--- Input data Enclosed Below ---
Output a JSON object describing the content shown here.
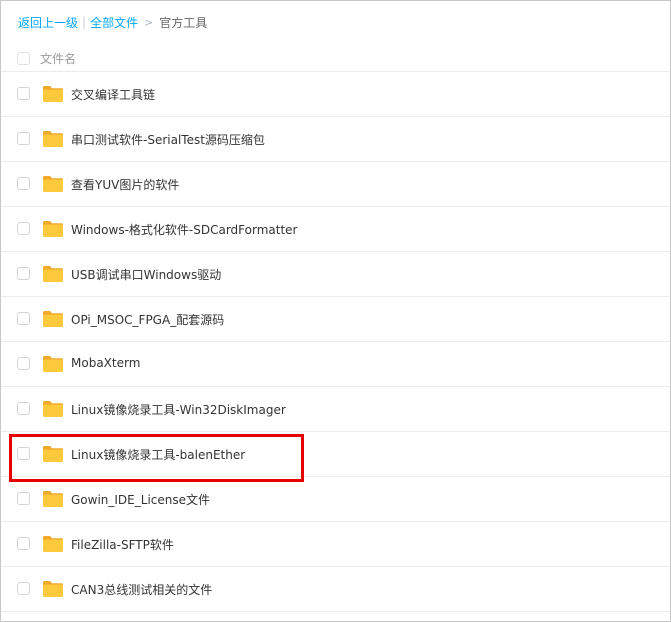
{
  "breadcrumb": {
    "back_label": "返回上一级",
    "separator": "|",
    "all_files_label": "全部文件",
    "arrow": ">",
    "current_label": "官方工具"
  },
  "list_header": {
    "name_column": "文件名"
  },
  "accent_color": "#06a7ff",
  "folder_color": "#ffc93c",
  "highlight_color": "#e60000",
  "folders": [
    {
      "name": "交叉编译工具链",
      "icon": "folder-icon"
    },
    {
      "name": "串口测试软件-SerialTest源码压缩包",
      "icon": "folder-icon"
    },
    {
      "name": "查看YUV图片的软件",
      "icon": "folder-icon"
    },
    {
      "name": "Windows-格式化软件-SDCardFormatter",
      "icon": "folder-icon"
    },
    {
      "name": "USB调试串口Windows驱动",
      "icon": "folder-icon"
    },
    {
      "name": "OPi_MSOC_FPGA_配套源码",
      "icon": "folder-icon"
    },
    {
      "name": "MobaXterm",
      "icon": "folder-icon"
    },
    {
      "name": "Linux镜像烧录工具-Win32DiskImager",
      "icon": "folder-icon"
    },
    {
      "name": "Linux镜像烧录工具-balenEther",
      "icon": "folder-icon",
      "highlighted": true
    },
    {
      "name": "Gowin_IDE_License文件",
      "icon": "folder-icon"
    },
    {
      "name": "FileZilla-SFTP软件",
      "icon": "folder-icon"
    },
    {
      "name": "CAN3总线测试相关的文件",
      "icon": "folder-icon"
    }
  ]
}
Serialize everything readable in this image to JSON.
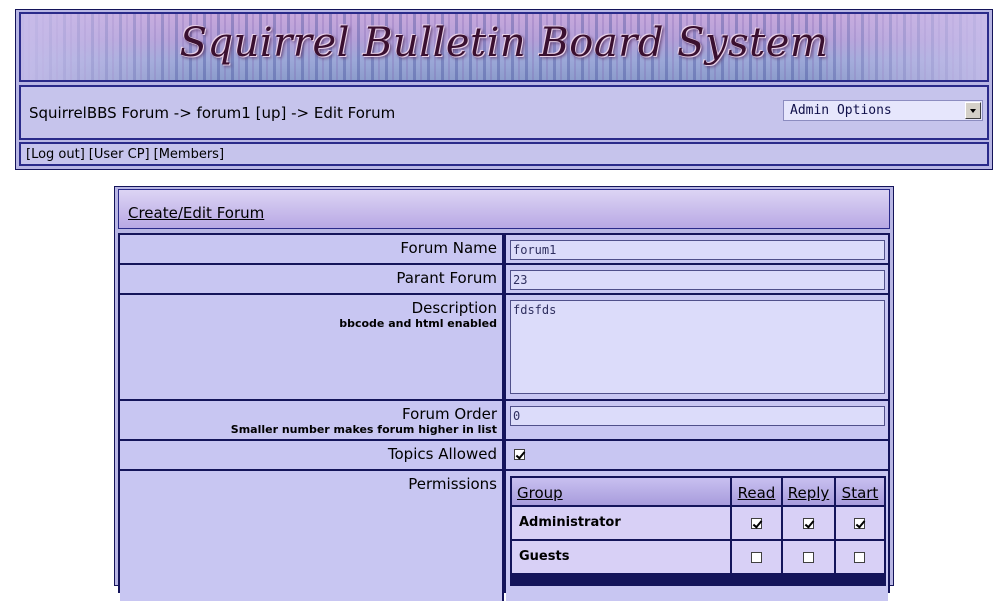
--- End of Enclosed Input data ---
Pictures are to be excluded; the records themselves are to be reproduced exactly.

* [Exercise result]
Output a JSON object describing the content shown here.
{
  "breadcrumb": {
    "back_label": "返回上一级",
    "separator": "|",
    "all_files_label": "全部文件",
    "arrow": ">",
    "current_label": "官方工具"
  },
  "list_header": {
    "name_column": "文件名"
  },
  "accent_color": "#06a7ff",
  "folder_color": "#ffc93c",
  "highlight_color": "#e60000",
  "folders": [
    {
      "name": "交叉编译工具链",
      "icon": "folder-icon"
    },
    {
      "name": "串口测试软件-SerialTest源码压缩包",
      "icon": "folder-icon"
    },
    {
      "name": "查看YUV图片的软件",
      "icon": "folder-icon"
    },
    {
      "name": "Windows-格式化软件-SDCardFormatter",
      "icon": "folder-icon"
    },
    {
      "name": "USB调试串口Windows驱动",
      "icon": "folder-icon"
    },
    {
      "name": "OPi_MSOC_FPGA_配套源码",
      "icon": "folder-icon"
    },
    {
      "name": "MobaXterm",
      "icon": "folder-icon"
    },
    {
      "name": "Linux镜像烧录工具-Win32DiskImager",
      "icon": "folder-icon"
    },
    {
      "name": "Linux镜像烧录工具-balenEther",
      "icon": "folder-icon",
      "highlighted": true
    },
    {
      "name": "Gowin_IDE_License文件",
      "icon": "folder-icon"
    },
    {
      "name": "FileZilla-SFTP软件",
      "icon": "folder-icon"
    },
    {
      "name": "CAN3总线测试相关的文件",
      "icon": "folder-icon"
    }
  ]
}
Serialize everything readable in this image to JSON.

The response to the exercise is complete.